Quellec et al  proposed a CBIR method for diagnosis in medical fields. In this, images are indexed in a generically, without extracting domain-specific features: a signature is built into each imagefrom wavelet transform. These signatures characterize wavelet coefficient distribution in each decomposition subband. A distance measure compares two image signatures and retrieves most similar images from the database when a physician submits a query image. To retrieve relevant images from a medical database, signatures and distance measure should be related to medical image interpretation. Subsequently the system requires much freedom to tune it to any pathology with image modality being introduced. The scheme proposed using a custom decomposition scheme to adapt the wavelet basis with lifting scheme framework. Weights are introduced between subbands. All parameters are tuned by an optimization procedure, using database medical image grading to define performance measures. System assessment is through two medical image databases: one for diabetic retinopathy follow up and another for mammography screening, as well as a general purpose database. Results are promising: a mean precision of 56.50%, 70.91% and 96.10% are achieved for the three databases, when the system returned five images.

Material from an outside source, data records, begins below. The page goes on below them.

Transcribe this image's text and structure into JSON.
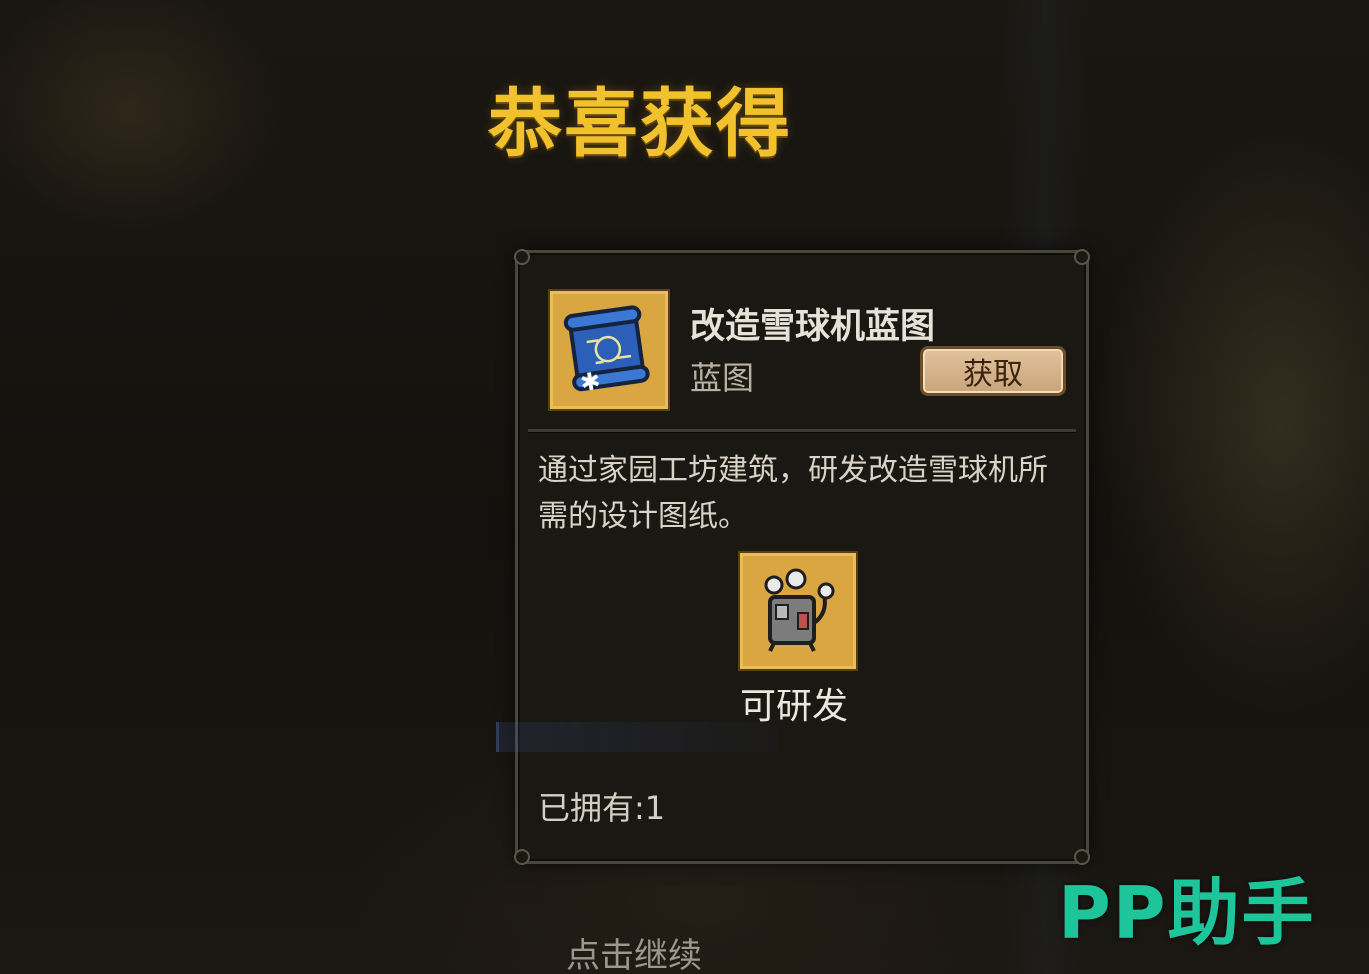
{
  "header": {
    "title": "恭喜获得"
  },
  "item": {
    "name": "改造雪球机蓝图",
    "type": "蓝图",
    "icon": "blueprint-scroll-icon",
    "get_button_label": "获取",
    "description": "通过家园工坊建筑，研发改造雪球机所需的设计图纸。",
    "unlock_icon": "snowball-machine-icon",
    "unlock_label": "可研发",
    "owned_text": "已拥有:1"
  },
  "footer": {
    "tap_to_continue": "点击继续"
  },
  "watermark": {
    "text": "PP助手"
  },
  "colors": {
    "title_gold": "#f2c12e",
    "icon_frame": "#d9a642",
    "button_bg": "#d9b68c",
    "watermark_green": "#1fc59a"
  }
}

A comprehensive musical database for all tones that could be played by Nay and Shabbaba are initially prepared and used in the following analysis. This database consists of 37 Nay tones and 14 Shabbaba tones. Each of these reference tones is chosen to be 5s long and is carefully played and recorded to ensure maximum quality of reference tones. Each tone is then segmented into 100 samples, each of 50 ms period. Cross correlation and Fourier analysis are then applied on the obtained samples. The obtained results indicated that Fourier analysis is more accurate and simpler than the cross correlation for pitch detection. Such results are also found in correlation with the findings that were previously reported in references , . It was mentioned that cross correlation in AMT is usually used for separation process, which is to separate different instruments sounds but Fourier analysis is more accurate only for segmentation of one instrument’s sound, especially for the flute.